Tackling the ins and outs of international tech solution teamwork with Alan
Leading a global team of Dropboxers who are all working within our Virtual First model requires intentionality. How do you continue to build meaningful connections, support career growth, and drive business results, all while keeping your own workday under control? International Head of Technical Solutions Alan Brennan gave us an inside peek at his secrets to success.
What was the transition moving from regional to global like? What had to shift in your role?
I initially joined to lead the EMEA tech solutions team in mid 2019, and my role expanded to cover what is now referred to as the International region in 2020. I had managed a global presales team in my previous company and was lucky enough to travel to most regions, but I didn’t have as much exposure to the Japan region, which is a key market for us. The big adjustment has been thinking strategically around implementing scaled programs that will resonate in different markets. I’ve had to pay more attention to balancing the cost of customer acquisition and demands on our team while optimising for increased customer lifetime value.
How do you manage time zones and Core Collaboration Hours (CCH) in your role?
I won’t lie, this can be tricky on both fronts. I lead the Tech Solutions International team from Dublin, so with folks in Japan and Sydney, the time difference often means early starts. Throw in a feisty threenager and a wife who is also in a global tech role, and the mornings can be pretty chaotic. So on Sunday evenings, we sit together to coordinate calendars and plan drop-offs and pick-ups for the week ahead.
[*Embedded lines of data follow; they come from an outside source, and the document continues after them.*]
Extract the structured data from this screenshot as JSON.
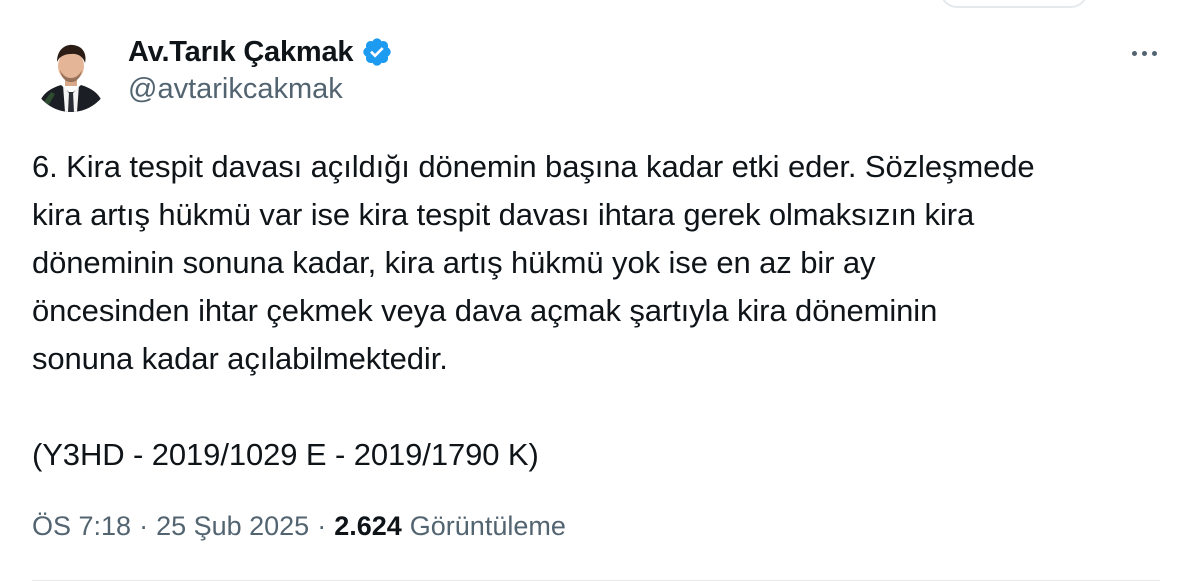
{
  "author": {
    "display_name": "Av.Tarık Çakmak",
    "handle": "@avtarikcakmak",
    "verified": true,
    "verified_badge_color": "#1d9bf0",
    "avatar_icon": "person-in-suit-icon"
  },
  "actions": {
    "more_icon": "more-horizontal-icon"
  },
  "tweet": {
    "lines": [
      "6. Kira tespit davası açıldığı dönemin başına kadar etki eder. Sözleşmede",
      "kira artış hükmü var ise kira tespit davası ihtara gerek olmaksızın kira",
      "döneminin sonuna kadar, kira artış hükmü yok ise en az bir ay",
      "öncesinden ihtar çekmek veya dava açmak şartıyla kira döneminin",
      "sonuna kadar açılabilmektedir.",
      "",
      "(Y3HD - 2019/1029 E - 2019/1790 K)"
    ]
  },
  "meta": {
    "time": "ÖS 7:18",
    "separator": "·",
    "date": "25 Şub 2025",
    "views_count": "2.624",
    "views_label": "Görüntüleme"
  },
  "colors": {
    "text_primary": "#0f1419",
    "text_secondary": "#536471",
    "divider": "#e7eaed"
  }
}
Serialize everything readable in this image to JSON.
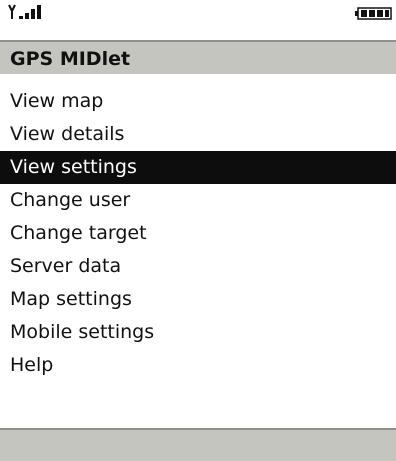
{
  "status_bar": {
    "signal_icon": "antenna-signal-icon",
    "battery_icon": "battery-icon"
  },
  "title": "GPS MIDlet",
  "menu": {
    "items": [
      {
        "label": "View map",
        "selected": false
      },
      {
        "label": "View details",
        "selected": false
      },
      {
        "label": "View settings",
        "selected": true
      },
      {
        "label": "Change user",
        "selected": false
      },
      {
        "label": "Change target",
        "selected": false
      },
      {
        "label": "Server data",
        "selected": false
      },
      {
        "label": "Map settings",
        "selected": false
      },
      {
        "label": "Mobile settings",
        "selected": false
      },
      {
        "label": "Help",
        "selected": false
      }
    ]
  },
  "colors": {
    "bar_background": "#c5c5c0",
    "selection_background": "#0d0d0d",
    "selection_text": "#ffffff"
  }
}
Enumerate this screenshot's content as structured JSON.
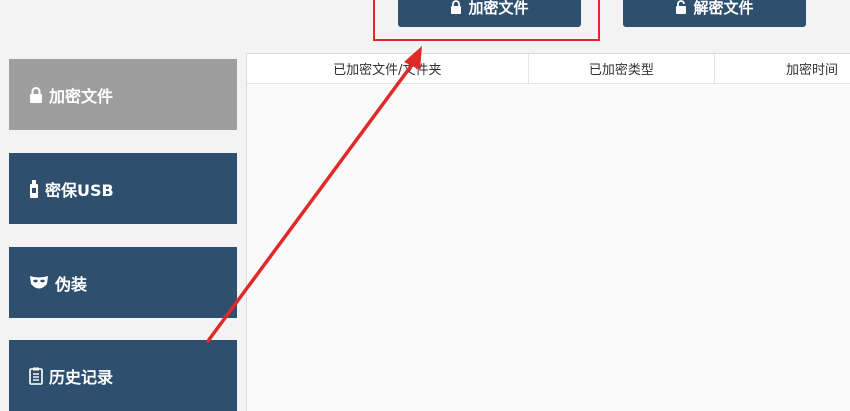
{
  "toolbar": {
    "encrypt_label": "加密文件",
    "decrypt_label": "解密文件"
  },
  "sidebar": {
    "items": [
      {
        "label": "加密文件",
        "icon": "lock-icon",
        "active": true
      },
      {
        "label": "密保USB",
        "icon": "usb-icon",
        "active": false
      },
      {
        "label": "伪装",
        "icon": "mask-icon",
        "active": false
      },
      {
        "label": "历史记录",
        "icon": "clipboard-icon",
        "active": false
      }
    ]
  },
  "table": {
    "columns": [
      "已加密文件/文件夹",
      "已加密类型",
      "加密时间"
    ],
    "rows": []
  },
  "colors": {
    "primary": "#2f4f6e",
    "active": "#9e9e9e",
    "annotation": "#e02a2a"
  }
}
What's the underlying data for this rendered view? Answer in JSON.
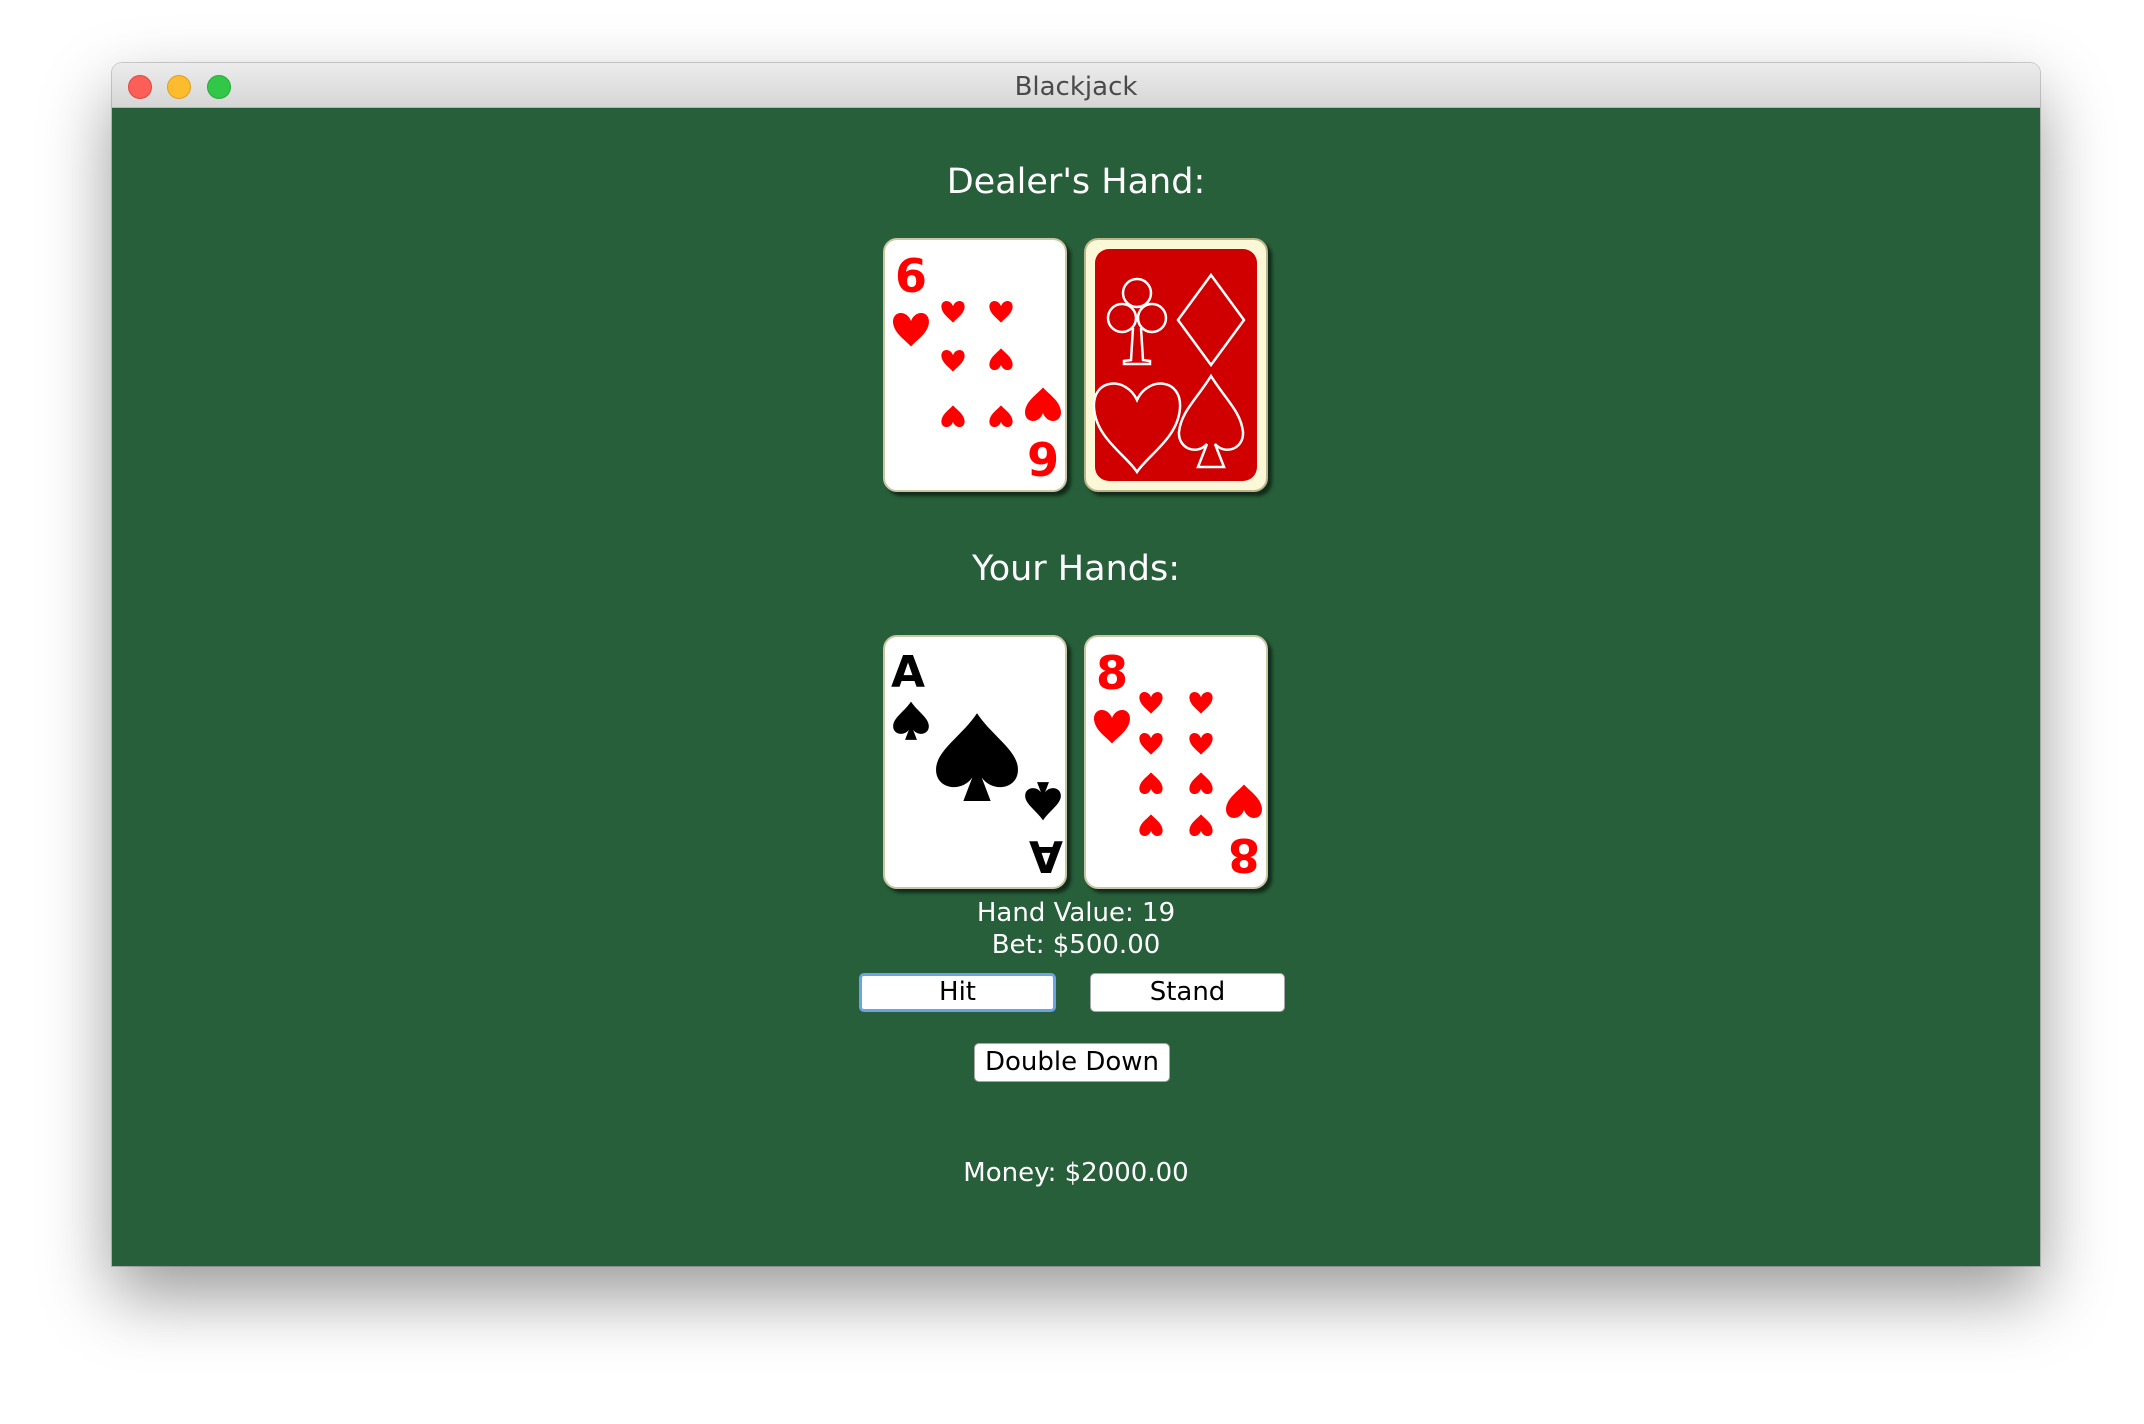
{
  "window": {
    "title": "Blackjack"
  },
  "dealer": {
    "heading": "Dealer's Hand:",
    "cards": [
      {
        "rank": "6",
        "suit": "hearts",
        "color": "#ff0000",
        "face": "up"
      },
      {
        "face": "down",
        "back_color": "#d10000"
      }
    ]
  },
  "player": {
    "heading": "Your Hands:",
    "cards": [
      {
        "rank": "A",
        "suit": "spades",
        "color": "#000000",
        "face": "up"
      },
      {
        "rank": "8",
        "suit": "hearts",
        "color": "#ff0000",
        "face": "up"
      }
    ],
    "hand_value": "Hand Value: 19",
    "bet": "Bet: $500.00"
  },
  "actions": {
    "hit": "Hit",
    "stand": "Stand",
    "double_down": "Double Down"
  },
  "money": "Money: $2000.00",
  "colors": {
    "felt": "#265f39",
    "heart_red": "#ff0000",
    "card_back": "#d10000"
  }
}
What I love about Dropbox is the flexibility and support the company provides to be present with family. But of course, like with any customer-facing role, CCH means you are at the behest of a customer’s schedule. So while I deliberately add CCH hours to calendar for head down focused work, there is an acknowledgment of the need to flex as needed.
What are some practical ways you stay connected to your direct reports and ensure impact in their role, setting them up for success and career growth?
For myself, I need that personal touch to stay connected. When it has been safe to do so, we get out and gather as a team (team hikes, golf, dinners, etc). That has helped forge closer connections, especially with a new team in its forming stage.
Following that and to help demonstrate impact, we use OKRs (Objectives and Key Results). At the start of each year as a team, we define the key pillars (objectives) we want to get behind. The KRs and tactics are reviewed and adjusted quarterly, but the overarching objectives remain constant. Then each team member defines their own OKRs encompassing career goals and focus areas laddering up to org and company wide objectives. Our aim is to help team members stay focused but also see the impact they are having upstream by connecting their day-day to the bigger picture.
How does Dropbox invest in your leadership growth?
A couple of years ago I was fortunate to participate in an external course on personal development, leadership, and executive coaching. This was a significant self investment through which I was really pushed out of my comfort zone but gleaned a lot of confidence, as well as tools and techniques to help with leading a team.
More recently, I’ve been lucky to participate in the Manager’s Summit program at Dropbox. Having such a reputable program (sponsored by our CEO Drew) is testament to the value Dropbox places in developing well-rounded leaders to navigate a lot of ambiguity and complexity in today’s workplace. I’m probably one of the youngest on that program so am definitely taking a position of “listening to learn” from such a phenomenal cohort of Dropbox leaders.
How do you maintain culture on your team without an office?
I recently read “Above The Line” by Urban Meyer and really liked how he framed it from a sporting point of view. The foundation of culture is core beliefs, namely:
- What we believe (e.g. relentless focus on the customer, competitive excellence, power of the team)
- How we behave
- Outcome we achieve
Culture ultimately drives behavior and behavior produces results. In Virtual First, I believe we can still preserve a high performing culture using coaching as a leadership style. This requires giving our teams clarity of purpose and tools that empower them, and ensuring we have deep trust, high standards, and accountability. For me, OKRs are a great framework to achieve this, especially when leaders can adjust their coaching style to best suit the different personality types, learning styles, motivations, and strengths among their team members.
What keys do you think can help someone thrive in Virtual First?
From what I’ve seen thus far, those who thrive seem to place a premium on autonomy and flexibility, and are naturally independent, hard-working, and trustworthy. I also feel we really thrive when we adapt that mindset of interdependence (“we are all in it together”). I feel it’s incumbent upon team leads to design work arrangements that offer equal opportunity to all team members—regardless of location—to express their power and demonstrate their impact.
What part of Virtual First allows you to be most successful in your role?
The time outside Core Collaboration Hours serve as a built in buffer each day for head down, undistracted focus work. Without this, we’re on the hamster wheel doing busy work. So the acknowledgement of this from the top has helped me shift from operational to strategic leadership. I still have things I need to improve, but this time certainly enables me to find my focus, filter the noise, and follow through on commitments.